For now, the campaign is aimed towards domestic workers, migrant’s, women’s, and human rights organisations, social movements, trade unions, and relevant stakeholders – employers and inter-governmental agencies. The campaign is also directed at the UN, particularly the UN Human Rights Council and the UN Special Rapporteurs relevant to foreign domestic workers issues.  Treaty bodies, such as CEDAW, the Convention on the human rights of migrants and their families, and CRC, would also be considered part of the campaign target audience.
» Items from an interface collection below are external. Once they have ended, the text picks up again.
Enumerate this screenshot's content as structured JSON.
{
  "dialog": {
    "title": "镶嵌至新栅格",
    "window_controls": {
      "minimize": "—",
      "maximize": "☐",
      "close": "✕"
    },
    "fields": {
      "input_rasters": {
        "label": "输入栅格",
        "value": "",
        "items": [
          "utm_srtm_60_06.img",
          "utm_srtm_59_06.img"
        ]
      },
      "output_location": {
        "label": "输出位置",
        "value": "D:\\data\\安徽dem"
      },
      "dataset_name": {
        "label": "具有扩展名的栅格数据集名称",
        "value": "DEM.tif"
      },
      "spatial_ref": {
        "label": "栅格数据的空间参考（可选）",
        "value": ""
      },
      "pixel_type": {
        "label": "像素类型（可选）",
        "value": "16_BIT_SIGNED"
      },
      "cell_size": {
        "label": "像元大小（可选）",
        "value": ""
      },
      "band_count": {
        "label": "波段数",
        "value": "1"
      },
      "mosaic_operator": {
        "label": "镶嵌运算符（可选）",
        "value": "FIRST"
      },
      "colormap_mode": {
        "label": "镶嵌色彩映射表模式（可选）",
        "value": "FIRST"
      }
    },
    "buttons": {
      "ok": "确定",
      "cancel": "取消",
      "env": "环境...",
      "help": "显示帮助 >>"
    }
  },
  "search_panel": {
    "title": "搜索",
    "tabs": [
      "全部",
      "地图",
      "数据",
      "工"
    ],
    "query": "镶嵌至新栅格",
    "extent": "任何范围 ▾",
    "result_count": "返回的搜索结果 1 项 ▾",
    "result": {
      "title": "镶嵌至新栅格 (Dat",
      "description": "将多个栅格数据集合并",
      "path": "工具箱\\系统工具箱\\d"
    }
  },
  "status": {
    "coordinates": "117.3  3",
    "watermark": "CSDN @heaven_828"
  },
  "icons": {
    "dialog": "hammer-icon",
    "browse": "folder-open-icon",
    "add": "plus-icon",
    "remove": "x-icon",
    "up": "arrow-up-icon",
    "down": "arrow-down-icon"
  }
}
When this regional campaign is taken up at the national level, the target audience will change accordingly to the national context.

Campaign Plans
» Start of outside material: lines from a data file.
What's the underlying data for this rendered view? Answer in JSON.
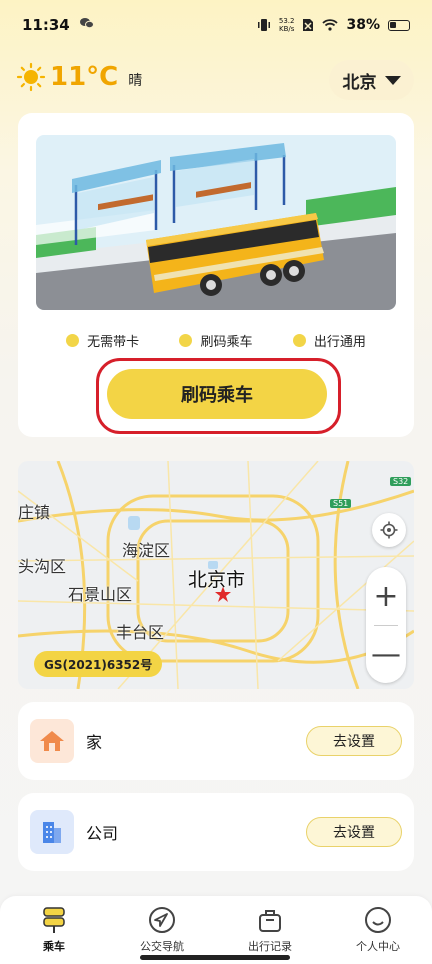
{
  "status_bar": {
    "time": "11:34",
    "net_speed_value": "53.2",
    "net_speed_unit": "KB/s",
    "battery": "38%"
  },
  "weather": {
    "temperature": "11°C",
    "condition": "晴",
    "icon": "sun-icon"
  },
  "city": {
    "label": "北京"
  },
  "ride_card": {
    "features": [
      "无需带卡",
      "刷码乘车",
      "出行通用"
    ],
    "ride_button": "刷码乘车"
  },
  "map": {
    "labels": {
      "village": "庄镇",
      "haidian": "海淀区",
      "mentougou": "头沟区",
      "shijingshan": "石景山区",
      "beijing": "北京市",
      "fengtai": "丰台区"
    },
    "road_tags": [
      "S51",
      "S32"
    ],
    "approval_no": "GS(2021)6352号",
    "zoom_in": "+",
    "zoom_out": "—"
  },
  "places": [
    {
      "name": "家",
      "action": "去设置",
      "icon": "home-icon"
    },
    {
      "name": "公司",
      "action": "去设置",
      "icon": "building-icon"
    }
  ],
  "tabbar": {
    "tabs": [
      {
        "label": "乘车",
        "icon": "bus-sign-icon",
        "active": true
      },
      {
        "label": "公交导航",
        "icon": "navigation-icon",
        "active": false
      },
      {
        "label": "出行记录",
        "icon": "luggage-icon",
        "active": false
      },
      {
        "label": "个人中心",
        "icon": "smile-icon",
        "active": false
      }
    ]
  },
  "colors": {
    "accent": "#f3d445",
    "highlight": "#d61f2a",
    "temperature": "#f0a500"
  }
}
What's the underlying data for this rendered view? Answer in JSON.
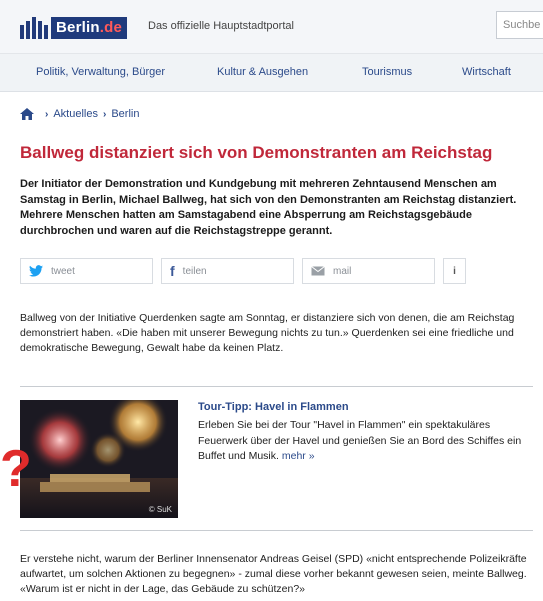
{
  "header": {
    "logo_text": "Berlin",
    "logo_suffix": ".de",
    "tagline": "Das offizielle Hauptstadtportal",
    "search_placeholder": "Suchbe"
  },
  "nav": {
    "items": [
      "Politik, Verwaltung, Bürger",
      "Kultur & Ausgehen",
      "Tourismus",
      "Wirtschaft"
    ]
  },
  "breadcrumb": {
    "items": [
      "Aktuelles",
      "Berlin"
    ]
  },
  "article": {
    "headline": "Ballweg distanziert sich von Demonstranten am Reichstag",
    "lead": "Der Initiator der Demonstration und Kundgebung mit mehreren Zehntausend Menschen am Samstag in Berlin, Michael Ballweg, hat sich von den Demonstranten am Reichstag distanziert. Mehrere Menschen hatten am Samstagabend eine Absperrung am Reichstagsgebäude durchbrochen und waren auf die Reichstagstreppe gerannt.",
    "paragraph1": "Ballweg von der Initiative Querdenken sagte am Sonntag, er distanziere sich von denen, die am Reichstag demonstriert haben. «Die haben mit unserer Bewegung nichts zu tun.» Querdenken sei eine friedliche und demokratische Bewegung, Gewalt habe da keinen Platz.",
    "paragraph2": "Er verstehe nicht, warum der Berliner Innensenator Andreas Geisel (SPD) «nicht entsprechende Polizeikräfte aufwartet, um solchen Aktionen zu begegnen» - zumal diese vorher bekannt gewesen seien, meinte Ballweg. «Warum ist er nicht in der Lage, das Gebäude zu schützen?»"
  },
  "share": {
    "tweet": "tweet",
    "teilen": "teilen",
    "mail": "mail",
    "info": "i"
  },
  "promo": {
    "title": "Tour-Tipp: Havel in Flammen",
    "text": "Erleben Sie bei der Tour \"Havel in Flammen\" ein spektakuläres Feuerwerk über der Havel und genießen Sie an Bord des Schiffes ein Buffet und Musik.",
    "more": "mehr »",
    "credit": "© SuK",
    "overlay_mark": "?"
  },
  "colors": {
    "brand_blue": "#1f3a7c",
    "headline_red": "#c0283a",
    "link_blue": "#2b4a8a"
  }
}
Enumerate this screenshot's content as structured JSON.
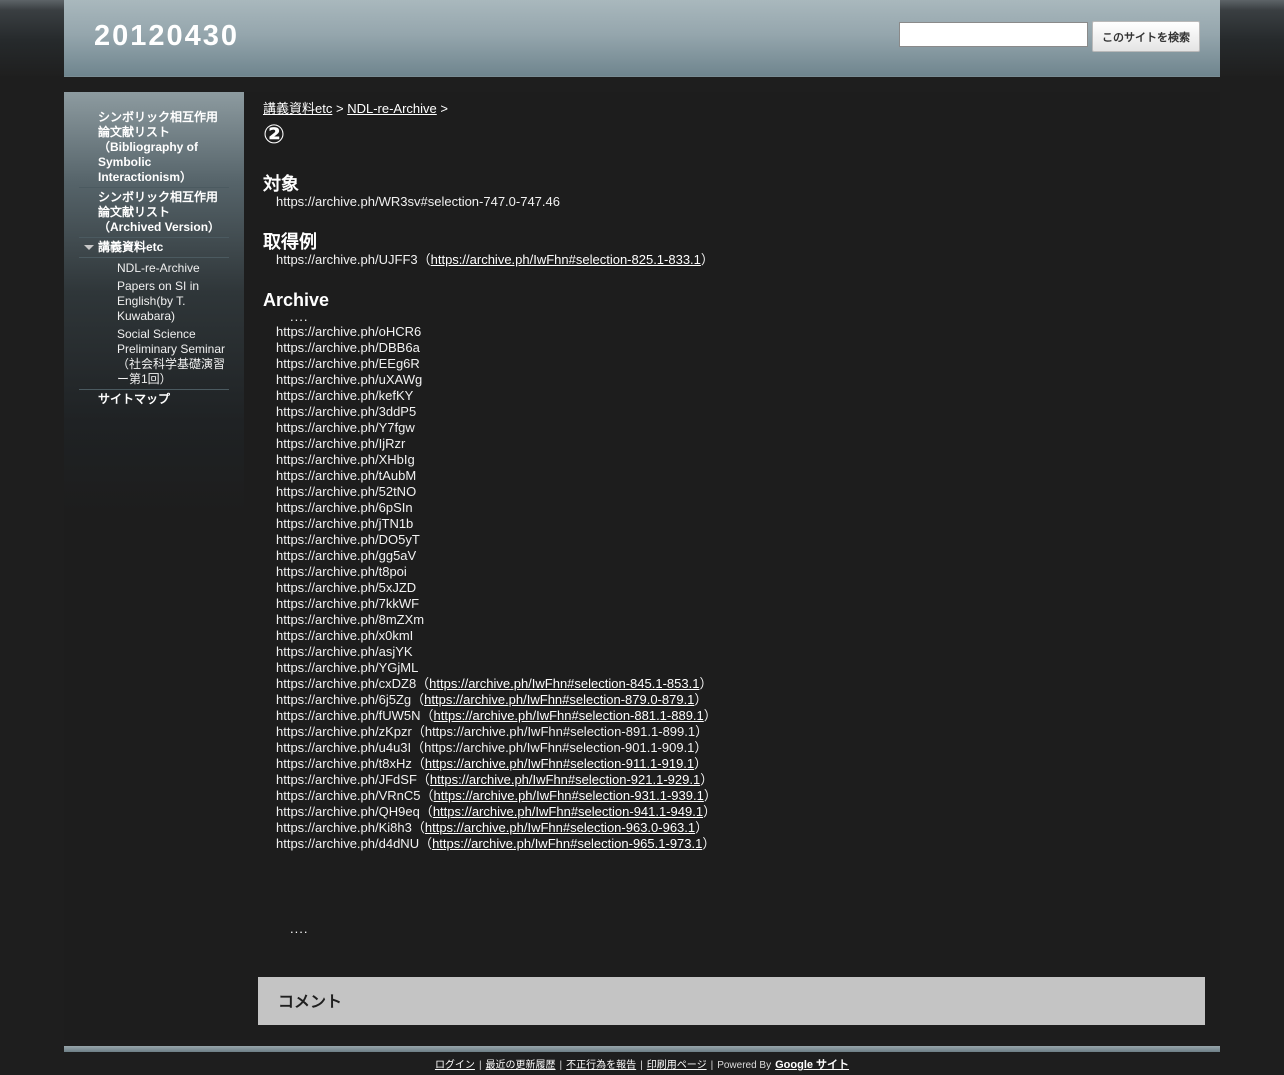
{
  "header": {
    "site_title": "20120430",
    "search_button": "このサイトを検索",
    "search_value": ""
  },
  "sidebar": {
    "items": [
      {
        "label": "シンボリック相互作用論文献リスト（Bibliography of Symbolic Interactionism）"
      },
      {
        "label": "シンボリック相互作用論文献リスト（Archived Version）"
      },
      {
        "label": "講義資料etc"
      },
      {
        "label": "NDL-re-Archive"
      },
      {
        "label": "Papers on SI in English(by T. Kuwabara)"
      },
      {
        "label": "Social Science Preliminary Seminar（社会科学基礎演習ー第1回）"
      },
      {
        "label": "サイトマップ"
      }
    ]
  },
  "breadcrumb": {
    "crumb1": "講義資料etc",
    "crumb2": "NDL-re-Archive",
    "sep": ">"
  },
  "page": {
    "title": "②",
    "target_heading": "対象",
    "target_line": "https://archive.ph/WR3sv#selection-747.0-747.46",
    "example_heading": "取得例",
    "example_text": "https://archive.ph/UJFF3（",
    "example_link": "https://archive.ph/IwFhn#selection-825.1-833.1",
    "example_close": "）",
    "archive_heading": "Archive",
    "dots": "....",
    "dots_bottom": "....",
    "archive_plain": [
      "https://archive.ph/oHCR6",
      "https://archive.ph/DBB6a",
      "https://archive.ph/EEg6R",
      "https://archive.ph/uXAWg",
      "https://archive.ph/kefKY",
      "https://archive.ph/3ddP5",
      "https://archive.ph/Y7fgw",
      "https://archive.ph/IjRzr",
      "https://archive.ph/XHbIg",
      "https://archive.ph/tAubM",
      "https://archive.ph/52tNO",
      "https://archive.ph/6pSIn",
      "https://archive.ph/jTN1b",
      "https://archive.ph/DO5yT",
      "https://archive.ph/gg5aV",
      "https://archive.ph/t8poi",
      "https://archive.ph/5xJZD",
      "https://archive.ph/7kkWF",
      "https://archive.ph/8mZXm",
      "https://archive.ph/x0kmI",
      "https://archive.ph/asjYK",
      "https://archive.ph/YGjML"
    ],
    "archive_linked": [
      {
        "text": "https://archive.ph/cxDZ8（",
        "link": "https://archive.ph/IwFhn#selection-845.1-853.1",
        "close": "）"
      },
      {
        "text": "https://archive.ph/6j5Zg（",
        "link": "https://archive.ph/IwFhn#selection-879.0-879.1",
        "close": "）"
      },
      {
        "text": "https://archive.ph/fUW5N（",
        "link": "https://archive.ph/IwFhn#selection-881.1-889.1",
        "close": "）"
      },
      {
        "text": "https://archive.ph/zKpzr（https://archive.ph/IwFhn#selection-891.1-899.1）",
        "link": "",
        "close": ""
      },
      {
        "text": "https://archive.ph/u4u3I（https://archive.ph/IwFhn#selection-901.1-909.1）",
        "link": "",
        "close": ""
      },
      {
        "text": "https://archive.ph/t8xHz（",
        "link": "https://archive.ph/IwFhn#selection-911.1-919.1",
        "close": "）"
      },
      {
        "text": "https://archive.ph/JFdSF（",
        "link": "https://archive.ph/IwFhn#selection-921.1-929.1",
        "close": "）"
      },
      {
        "text": "https://archive.ph/VRnC5（",
        "link": "https://archive.ph/IwFhn#selection-931.1-939.1",
        "close": "）"
      },
      {
        "text": "https://archive.ph/QH9eq（",
        "link": "https://archive.ph/IwFhn#selection-941.1-949.1",
        "close": "）"
      },
      {
        "text": "https://archive.ph/Ki8h3（",
        "link": "https://archive.ph/IwFhn#selection-963.0-963.1",
        "close": "）"
      },
      {
        "text": "https://archive.ph/d4dNU（",
        "link": "https://archive.ph/IwFhn#selection-965.1-973.1",
        "close": "）"
      }
    ]
  },
  "comments": {
    "heading": "コメント"
  },
  "footer": {
    "login": "ログイン",
    "recent": "最近の更新履歴",
    "report": "不正行為を報告",
    "print": "印刷用ページ",
    "powered": "Powered By",
    "google_sites": "Google サイト",
    "sep": "|"
  }
}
The campaign plans include a three pronged approach: awareness raising, lobbying, and advocacy.

Awareness Raising

    * Launch the campaign at the national/community level exposing different groups to the issues of FDWs while continuing to highlight the need for protection of domestic workers with national level stakeholders.
    * Continue awareness raising activities, including statement releases on special days concerning women FDWs, taking part in marches, and introducing the campaign in different arenas.
    * Network and build alliances to disseminate campaign information at activities of other social movements, as well as participate in key international mobilisations such as the International Migrants Alliance, the Global Forum on Migration and Development, and other major activities.


    * Lobby the UNHRC and the UN Special Reppoteurs on the need for the protection of domestic workers
    * Lobby the ILO, through trade unions, giving input during the establishment of the ILO Domestic Workers Convention
    * Lobby national governments to enact laws and adopt measures to protect domestic workers


Advocate with women’s, human rights, and other movements to adopt the campaign agenda

The expected outcomes of the campaign

    * Increased protection of women domestic workers’ rights, highlighting their gender specific needs and migrant status
    * Greater access to basic workers’ rights that are enjoyed by workers from other sectors:  a weekly day off, standard working hours, minimum wages, an environment free of physical and verbal abuses, etc.
    * Enhanced visibility of the issue among the women’s and labour rights movements

Who can join FDW campaign?

Any organization or individual that subscribes to the Colombo Declaration on Human Rights of domestic workers, which recognizes - the need to protect and realise the rights of domestic workers, the awareness that domestic work is work, and the necessity of giving domestic work its due legal protection and social recognition.

One can contribute through purchasing campaign materials like T shirts, sending campaign postcards to relevant government agencies, and endorsing our campaign statements and calls.

For more information

Visit the UFDWRs blog here...